Materials research at Rice encompasses many areas including biomaterials, coatings and thin films, optical materials, energy storage and conversion, carbon nanomaterials and composites and the list goes on. The Department of Materials Science and NanoEngineering is dedicated to expanding the boundaries of knowledge in materials and producing the materials scientists and engineers of the future.
Rice University has a long history of excellence in materials science research, building on the 1985 Nobel-Prize-winning discovery of the BuckyBall. Research in materials reaches across departments in the Schools of Engineering and Natural Sciences at Rice, with collaboration spanning disciplines. Here are the areas of research MSNE faculty focus on.
The Additive Lab (Zack Cordero)
The Additive Lab at Rice University is developing techniques for printing metal parts with complex shapes and dialed-in microstructures. Some of the 3D-printing technologies that they are working on include methods for printing bulk, nanocrystalline parts; nanocasting techniques for preparing metal parts with submicron dimensions; and methods for printing specimens for the high-throughput characterization of grain-boundary structure-property relationships.
Ajayan Research Group
This research focuses on the materials science and engineering of technologies that will impact our society in the future. Energy generation and storage, chemical sensors, nanoelectronics, flexible displays, high performance composites, membrane technologies, coatings, and biomedical technologies are some of the broad areas covered. With collaborators at Rice and with institutions around the world, The Ajayan group is involved in a multi-disciplinary team effort with the goal of developing functional nanomaterials for a rich variety of applications.
The Lou Group interests lie in the areas of nanomaterial synthesis, nanomechanical characterization and nanodevice fabrication for energy, environmental and biomedical applications.
Egap Research Group
The Egap group is an interdisciplinary research team that is interested in developing novel and well–defined macromolecular structures, elucidating structure-property relationships, and engineering new technologies that address challenges in human health and alternative energy. They use tools from synthetic organic chemistry, polymer chemistry and biomedical engineering to address applications ranging from biological imaging, diagnostics, and delivery of therapeutics, to photovoltaic and magnetic devices. Broadly, they are interested in molecular design and synthesis, self-assembly of polymeric nanomaterials and engineering multifunctional materials with highly controlled architecture.
Mesoscale Materials Modeling Group (Ming Tang)
The Mesocale Materials Modeling Group is interested in microstructures, their kinetic evolution and implications for performance in a wide range of systems from energy storage materials, structural materials, 2D materials to soft matters.

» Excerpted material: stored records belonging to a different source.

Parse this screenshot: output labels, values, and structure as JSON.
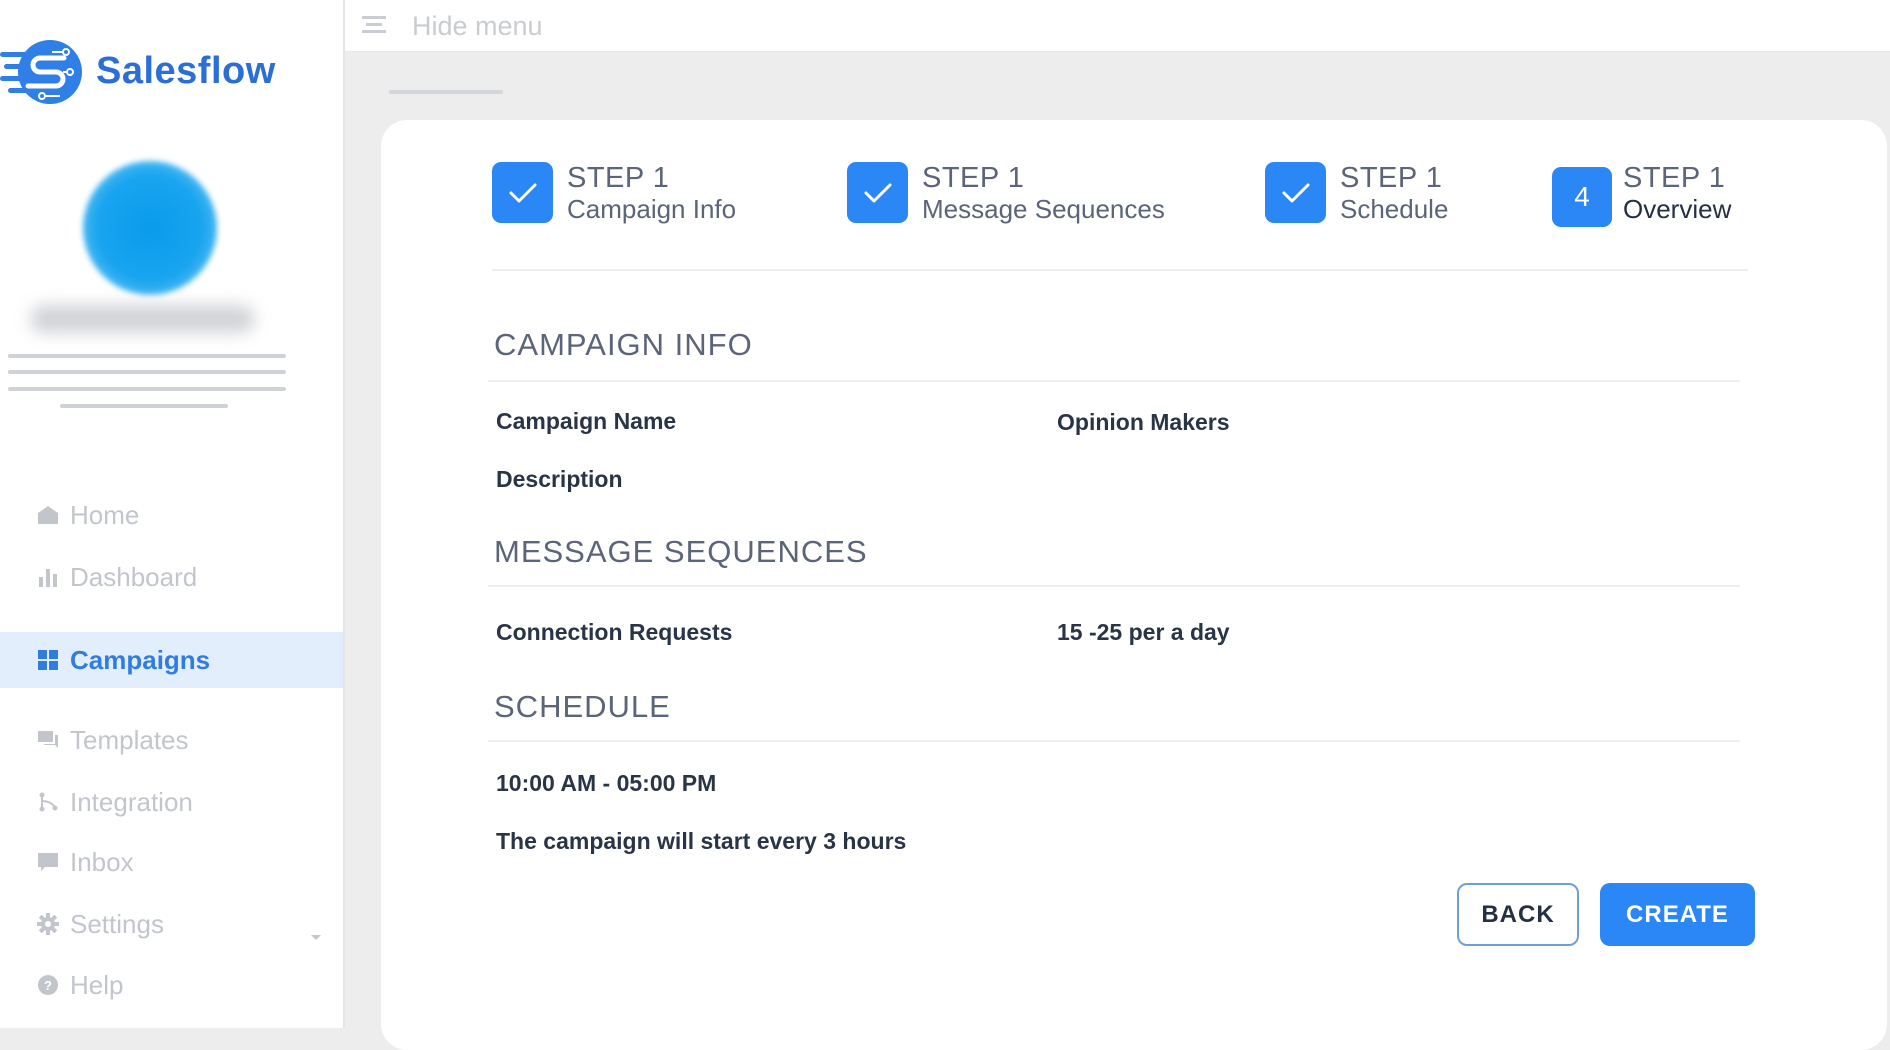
{
  "app": {
    "brand_name": "Salesflow",
    "accent_color": "#2b87f5"
  },
  "sidebar": {
    "user_name": "(blurred)",
    "items": [
      {
        "label": "Home",
        "icon": "home-icon"
      },
      {
        "label": "Dashboard",
        "icon": "bar-chart-icon"
      },
      {
        "label": "Campaigns",
        "icon": "grid-icon",
        "active": true
      },
      {
        "label": "Templates",
        "icon": "chat-bubbles-icon"
      },
      {
        "label": "Integration",
        "icon": "integration-icon"
      },
      {
        "label": "Inbox",
        "icon": "message-icon"
      },
      {
        "label": "Settings",
        "icon": "gear-icon",
        "has_submenu": true
      },
      {
        "label": "Help",
        "icon": "help-circle-icon"
      }
    ]
  },
  "header": {
    "hide_menu_label": "Hide menu"
  },
  "stepper": {
    "steps": [
      {
        "step_label": "STEP 1",
        "title": "Campaign Info",
        "status": "completed",
        "marker": "✓"
      },
      {
        "step_label": "STEP 1",
        "title": "Message Sequences",
        "status": "completed",
        "marker": "✓"
      },
      {
        "step_label": "STEP 1",
        "title": "Schedule",
        "status": "completed",
        "marker": "✓"
      },
      {
        "step_label": "STEP 1",
        "title": "Overview",
        "status": "current",
        "marker": "4"
      }
    ]
  },
  "overview": {
    "campaign_info": {
      "title": "CAMPAIGN INFO",
      "rows": [
        {
          "label": "Campaign Name",
          "value": "Opinion Makers"
        },
        {
          "label": "Description",
          "value": ""
        }
      ]
    },
    "message_sequences": {
      "title": "MESSAGE SEQUENCES",
      "rows": [
        {
          "label": "Connection Requests",
          "value": "15 -25 per a day"
        }
      ]
    },
    "schedule": {
      "title": "SCHEDULE",
      "time_range": "10:00 AM - 05:00 PM",
      "frequency": "The campaign will start every 3 hours"
    }
  },
  "actions": {
    "back_label": "BACK",
    "create_label": "CREATE"
  }
}
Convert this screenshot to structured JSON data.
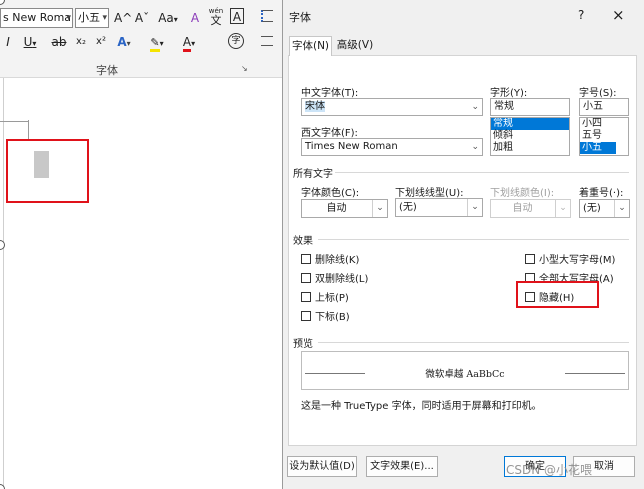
{
  "ribbon": {
    "font_name": "s New Romar",
    "font_size": "小五",
    "grow_font": "A^",
    "shrink_font": "Aˇ",
    "change_case": "Aa",
    "clear_format": "A",
    "phonetic_top": "wén",
    "phonetic_bottom": "文",
    "char_border": "A",
    "italic": "I",
    "underline": "U",
    "strikethrough": "ab",
    "subscript": "x₂",
    "superscript": "x²",
    "text_effects": "A",
    "highlight": "ab",
    "font_color": "A",
    "enclose_char": "字",
    "group_label": "字体",
    "launcher": "↘"
  },
  "dialog": {
    "title": "字体",
    "help": "?",
    "close": "×",
    "tabs": [
      "字体(N)",
      "高级(V)"
    ],
    "chinese_font_label": "中文字体(T):",
    "chinese_font_value": "宋体",
    "western_font_label": "西文字体(F):",
    "western_font_value": "Times New Roman",
    "style_label": "字形(Y):",
    "style_value": "常规",
    "style_options": [
      "常规",
      "倾斜",
      "加粗"
    ],
    "size_label": "字号(S):",
    "size_value": "小五",
    "size_options": [
      "小四",
      "五号",
      "小五"
    ],
    "all_text_section": "所有文字",
    "font_color_label": "字体颜色(C):",
    "font_color_value": "自动",
    "underline_type_label": "下划线线型(U):",
    "underline_type_value": "(无)",
    "underline_color_label": "下划线颜色(I):",
    "underline_color_value": "自动",
    "emphasis_label": "着重号(·):",
    "emphasis_value": "(无)",
    "effects_section": "效果",
    "effects_left": [
      "删除线(K)",
      "双删除线(L)",
      "上标(P)",
      "下标(B)"
    ],
    "effects_right": [
      "小型大写字母(M)",
      "全部大写字母(A)",
      "隐藏(H)"
    ],
    "preview_section": "预览",
    "preview_text": "微软卓越  AaBbCc",
    "note": "这是一种 TrueType 字体，同时适用于屏幕和打印机。",
    "set_default": "设为默认值(D)",
    "text_effects": "文字效果(E)...",
    "ok": "确定",
    "cancel": "取消"
  },
  "watermark": "CSDN @小花喂",
  "colors": {
    "annotation_red": "#e0121a",
    "selection_blue": "#0078d7",
    "font_color_underline": "#e0121a"
  }
}
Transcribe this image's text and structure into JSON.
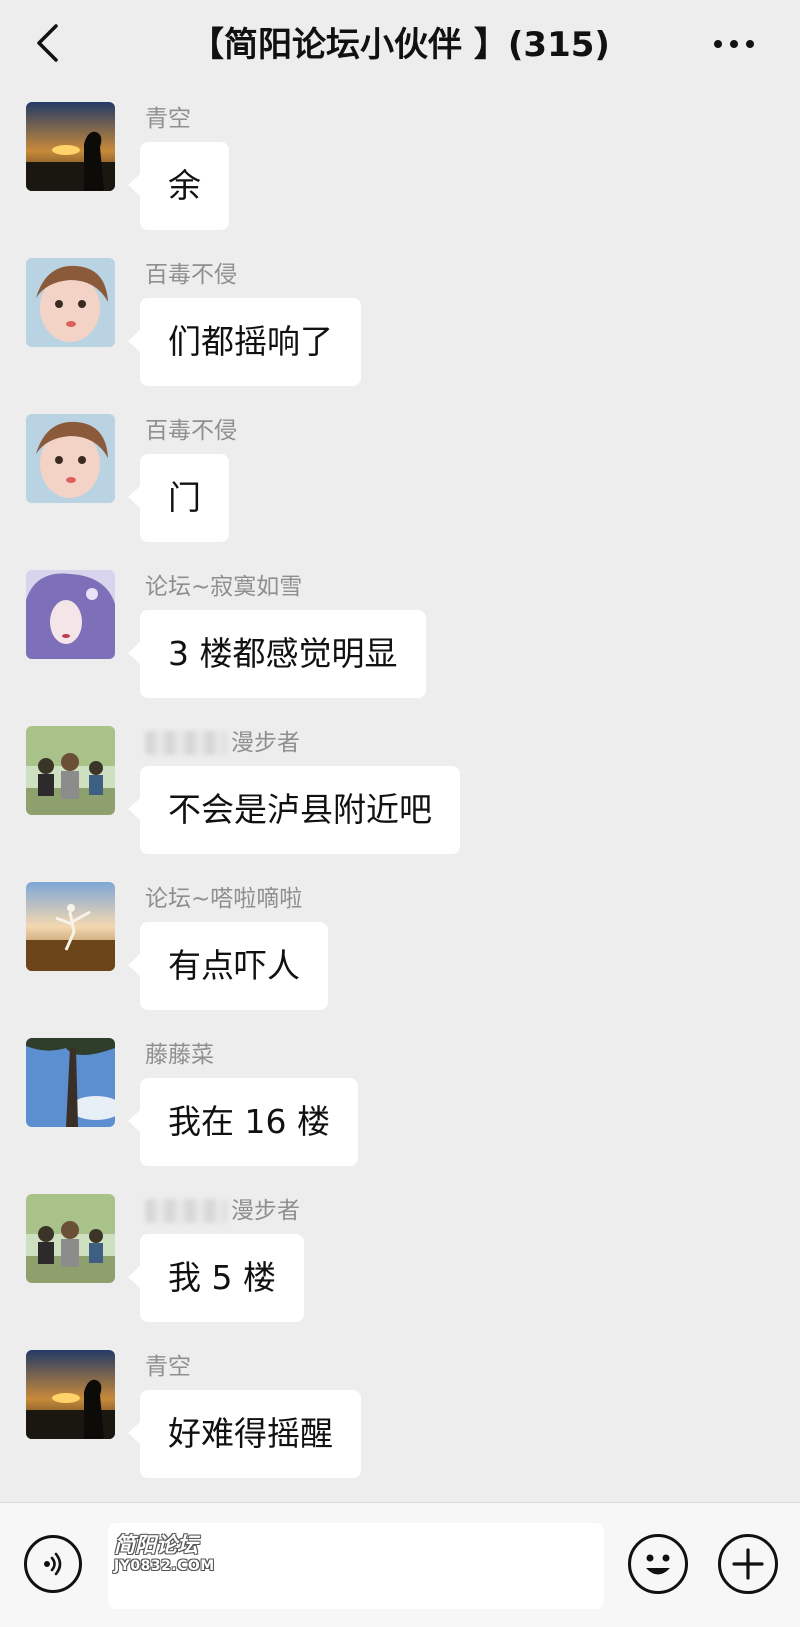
{
  "header": {
    "back_icon": "chevron-left-icon",
    "title": "【简阳论坛小伙伴 】(315)",
    "more_icon": "more-dots-icon"
  },
  "messages": [
    {
      "sender": "青空",
      "text": "余",
      "avatar": "sunset-silhouette"
    },
    {
      "sender": "百毒不侵",
      "text": "们都摇响了",
      "avatar": "child-face"
    },
    {
      "sender": "百毒不侵",
      "text": "门",
      "avatar": "child-face"
    },
    {
      "sender": "论坛~寂寞如雪",
      "text": "3 楼都感觉明显",
      "avatar": "purple-hair-portrait"
    },
    {
      "sender": "漫步者",
      "text": "不会是泸县附近吧",
      "avatar": "park-group-photo"
    },
    {
      "sender": "论坛~嗒啦嘀啦",
      "text": "有点吓人",
      "avatar": "dancer-field-sky"
    },
    {
      "sender": "藤藤菜",
      "text": "我在 16 楼",
      "avatar": "tree-blue-sky"
    },
    {
      "sender": "漫步者",
      "text": "我 5 楼",
      "avatar": "park-group-photo"
    },
    {
      "sender": "青空",
      "text": "好难得摇醒",
      "avatar": "sunset-silhouette"
    }
  ],
  "bottom_bar": {
    "voice_icon": "voice-icon",
    "watermark_line1": "简阳论坛",
    "watermark_line2": "JY0832.COM",
    "emoji_icon": "emoji-icon",
    "plus_icon": "plus-icon"
  },
  "colors": {
    "background": "#ededed",
    "bubble": "#ffffff",
    "sender_text": "#8f8f8f"
  }
}
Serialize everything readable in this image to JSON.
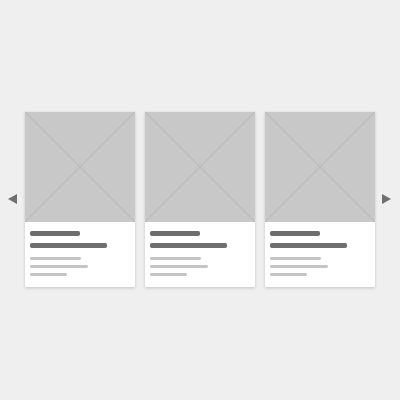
{
  "colors": {
    "background": "#efefef",
    "card": "#ffffff",
    "image_placeholder": "#c8c8c8",
    "placeholder_cross": "#b9b9b9",
    "title_line": "#6f6f6f",
    "text_line": "#c4c4c4",
    "arrow": "#707070"
  },
  "carousel": {
    "prev_icon": "triangle-left-icon",
    "next_icon": "triangle-right-icon",
    "cards": [
      {
        "image_icon": "image-placeholder-icon"
      },
      {
        "image_icon": "image-placeholder-icon"
      },
      {
        "image_icon": "image-placeholder-icon"
      }
    ]
  }
}
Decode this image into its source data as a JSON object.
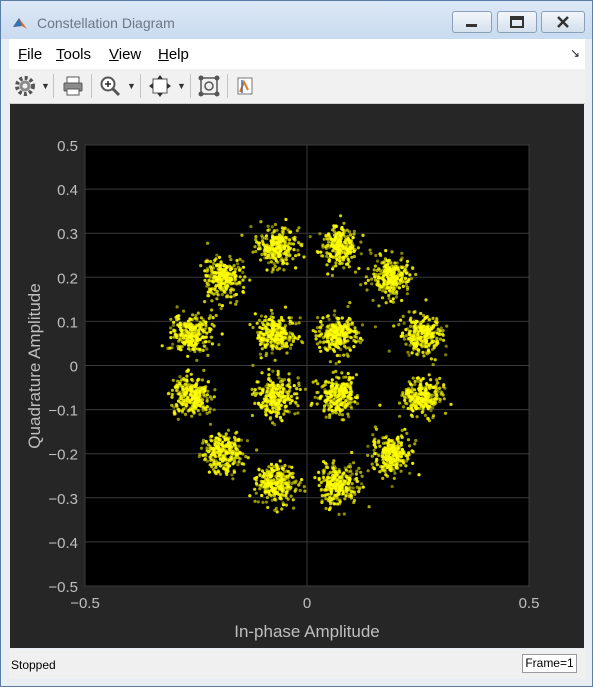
{
  "window": {
    "title": "Constellation Diagram"
  },
  "menu": {
    "items": [
      {
        "label": "File",
        "accel": "F",
        "rest": "ile"
      },
      {
        "label": "Tools",
        "accel": "T",
        "rest": "ools"
      },
      {
        "label": "View",
        "accel": "V",
        "rest": "iew"
      },
      {
        "label": "Help",
        "accel": "H",
        "rest": "elp"
      }
    ]
  },
  "toolbar": {
    "icons": [
      "gear-icon",
      "print-icon",
      "zoom-in-icon",
      "autoscale-icon",
      "reference-constellation-icon",
      "measurement-icon"
    ]
  },
  "colors": {
    "figure_bg": "#262626",
    "axes_bg": "#000000",
    "points": "#ffff00",
    "axis_text": "#bfbfbf",
    "grid": "#3a3a3a"
  },
  "chart_data": {
    "type": "scatter",
    "xlabel": "In-phase Amplitude",
    "ylabel": "Quadrature Amplitude",
    "xlim": [
      -0.5,
      0.5
    ],
    "ylim": [
      -0.5,
      0.5
    ],
    "xticks": [
      "−0.5",
      "0",
      "0.5"
    ],
    "yticks": [
      "0.5",
      "0.4",
      "0.3",
      "0.2",
      "0.1",
      "0",
      "−0.1",
      "−0.2",
      "−0.3",
      "−0.4",
      "−0.5"
    ],
    "grid": true,
    "series": [
      {
        "cluster_centers": [
          [
            -0.07,
            0.27
          ],
          [
            0.07,
            0.27
          ],
          [
            -0.19,
            0.2
          ],
          [
            0.19,
            0.2
          ],
          [
            -0.26,
            0.07
          ],
          [
            -0.07,
            0.07
          ],
          [
            0.07,
            0.07
          ],
          [
            0.26,
            0.07
          ],
          [
            -0.26,
            -0.07
          ],
          [
            -0.07,
            -0.07
          ],
          [
            0.07,
            -0.07
          ],
          [
            0.26,
            -0.07
          ],
          [
            -0.19,
            -0.2
          ],
          [
            0.19,
            -0.2
          ],
          [
            -0.07,
            -0.27
          ],
          [
            0.07,
            -0.27
          ]
        ],
        "cluster_spread_std": 0.022
      }
    ]
  },
  "status": {
    "text": "Stopped",
    "frame": "Frame=1"
  }
}
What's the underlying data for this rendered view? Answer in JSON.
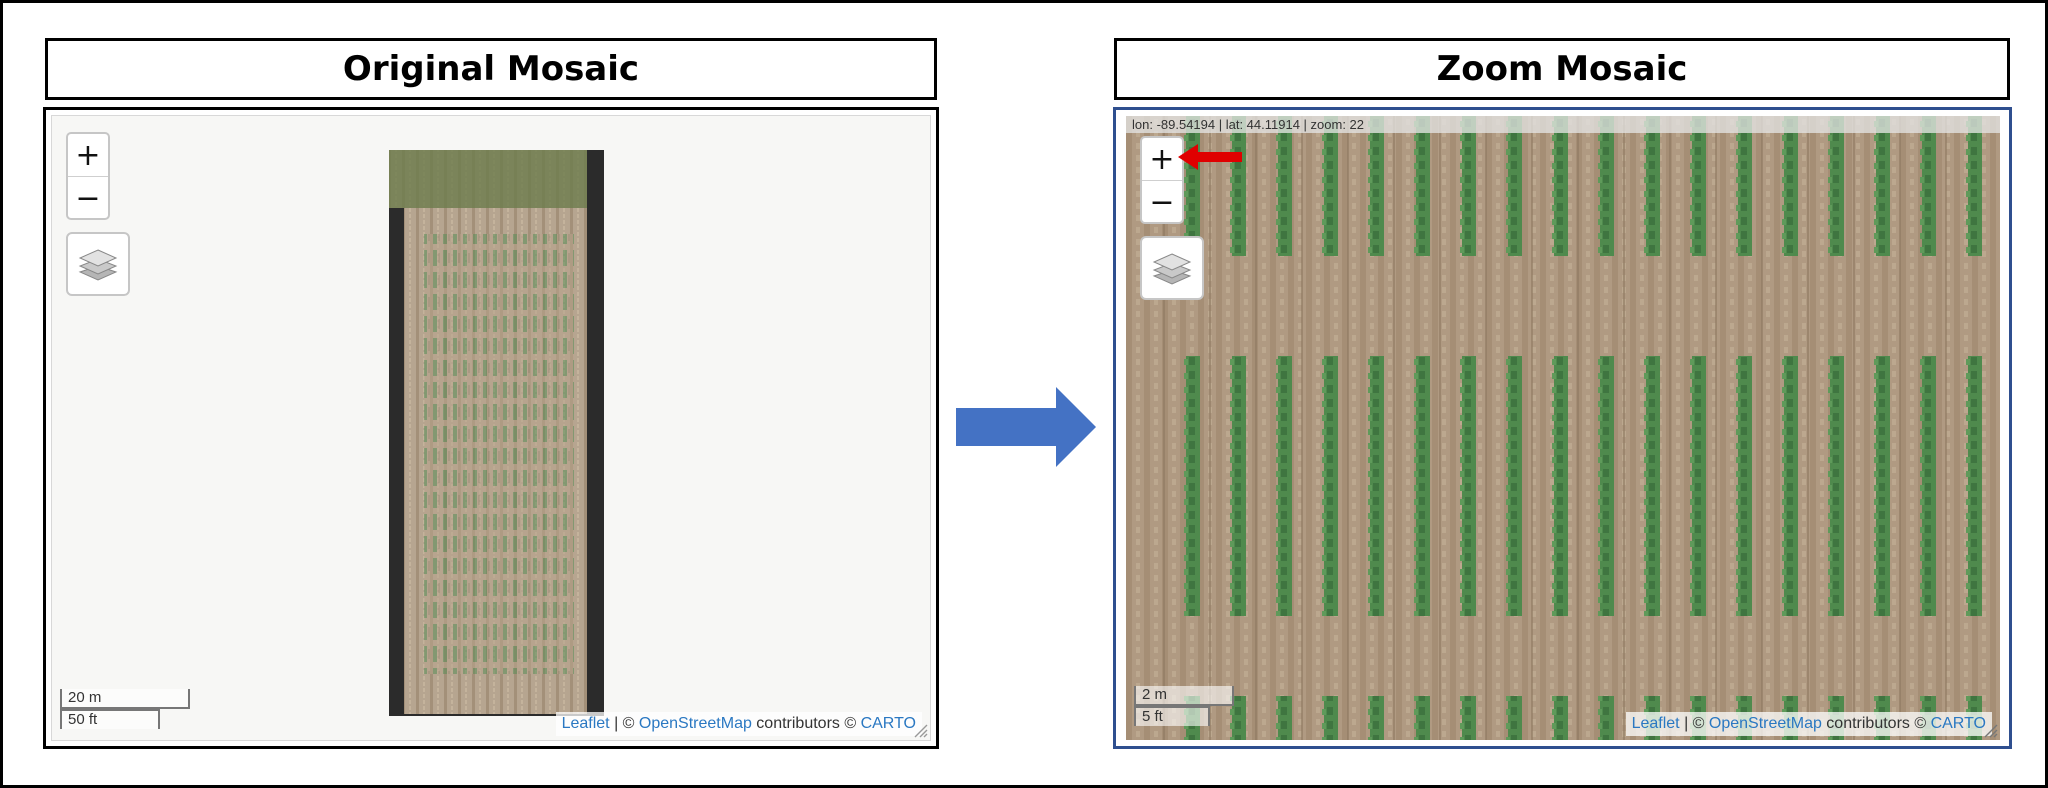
{
  "left_panel": {
    "title": "Original Mosaic",
    "zoom": {
      "in_label": "+",
      "out_label": "−"
    },
    "layers_icon": "layers-icon",
    "scale": {
      "metric": "20 m",
      "imperial": "50 ft"
    },
    "attribution": {
      "leaflet": "Leaflet",
      "sep": " | © ",
      "osm": "OpenStreetMap",
      "contributors": " contributors © ",
      "carto": "CARTO"
    }
  },
  "arrow": {
    "icon": "right-arrow-icon",
    "color": "#4472c4"
  },
  "right_panel": {
    "title": "Zoom Mosaic",
    "coordinates": "lon: -89.54194 | lat: 44.11914 | zoom: 22",
    "zoom": {
      "in_label": "+",
      "out_label": "−"
    },
    "highlight_arrow": {
      "icon": "red-arrow-icon",
      "color": "#e00000"
    },
    "layers_icon": "layers-icon",
    "scale": {
      "metric": "2 m",
      "imperial": "5 ft"
    },
    "attribution": {
      "leaflet": "Leaflet",
      "sep": " | © ",
      "osm": "OpenStreetMap",
      "contributors": " contributors © ",
      "carto": "CARTO"
    }
  },
  "colors": {
    "soil": "#b09a82",
    "crop": "#4f8a4d",
    "map_bg": "#f7f7f5",
    "leaflet_link": "#2a78c2"
  }
}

They develop and apply a suite of modeling techniques to perform numerical experiments, utilize parallel computing to accelerate simulations, and develop theory to interpret and generalize simulation results. The ultimate goal is to use modeling to inform and guide the design, fabrication and manipulation of mesoscale structures in both structural and functional materials.
Thomas Research Group
The Thomas group is focused on the development of novel polymers and polymer-based composite materials with unusual optical, mechanical, and electronic properties. The research is highly interdisciplinary with members having backgrounds in materials science, chemistry, physics and mechanical engineering. Their current main areas of interest include photonics, phononics, mechanical properties of complex materials, and polymer structure and morphology.
Yakobson Research Group
The Yakobson group does research in the theory and modeling of structure, kinetics, and properties of materials derived from macroscopic and fundamental molecular interactions. This includes extensive work on the physical properties of nanotubes, in particular their electro-mechanics, and recently with graphene and graphane.
Barrera Research Group
The Barrera group does research on Interface studies and processing of composites, coatings, and thin films. Development of new materials systems that take advantage of the unique properties of fullerenes and nanotubes. Research on new materials developments in nanotechnology. Formation of hybrid nanotube materials and the development of fully integrated nanotube composite
Dr. Zhu and his Emerging Quantum and Ultrafast Activity Laboratory (EQUAL) engineer materials at the atomic level with light. He is interested in the interplay among the lattice structures, electrons and electromagnetic waves to create quantum behavior that typically only exist in extreme conditions with natural compounds. These artificial materials potentially serve in robust information technology and sensitive detectors beyond the classical limit.